For the soup
Preheat the oven to 400°F (200°C). Clean and rub the chicken with a wedge of lemon or lime. Salt and pepper the chicken and bake for 15 minutes or until slightly brown, not cooked. Reserve the chicken fat for cooking.
In a large Dutch oven or a heavy cooking pot, gently heat the cooking oil and chicken fat. Flatten garlic cloves with a flat knife or cleaver, leaving the skin on. Add garlic cloves and finely chopped spring onions. Cook until translucent and fragrant. Add scallions and finely chopped carrots, celery, cumin, coriander, and chili. Add baked chicken and stir gently. Add water or vegetable broth, then add daikon, lemongrass, ginger, and fish sauce. Finally, stir in the pickled lime.
For a vegetarian option, omit the chicken and use vegetable broth.
Bring the soup to a boil before turning the heat down to a simmer and cooking for one hour. If desired, remove chicken back and bones along with the lemongrass stalks before serving. Add one freshly squeezed lemon or lime. Taste before seasoning with sea salt and black pepper, as the pickled lime will already impart a salty flavor to the soup. Add cilantro and stir.
For the garnish
Heat heavy pan on high heat. Add cooking oil and stir in shallots. Fry until crispy.
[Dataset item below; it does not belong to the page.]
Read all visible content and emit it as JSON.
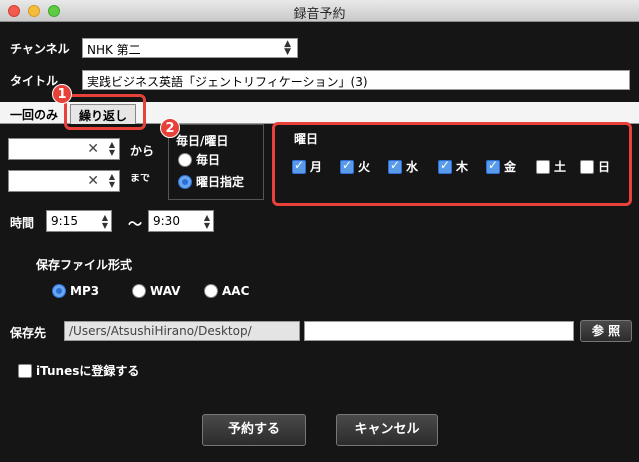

Serve soup hot and garnish with crispy shallots, freshly chopped cilantro, and sliced chili or jalapeño pepper.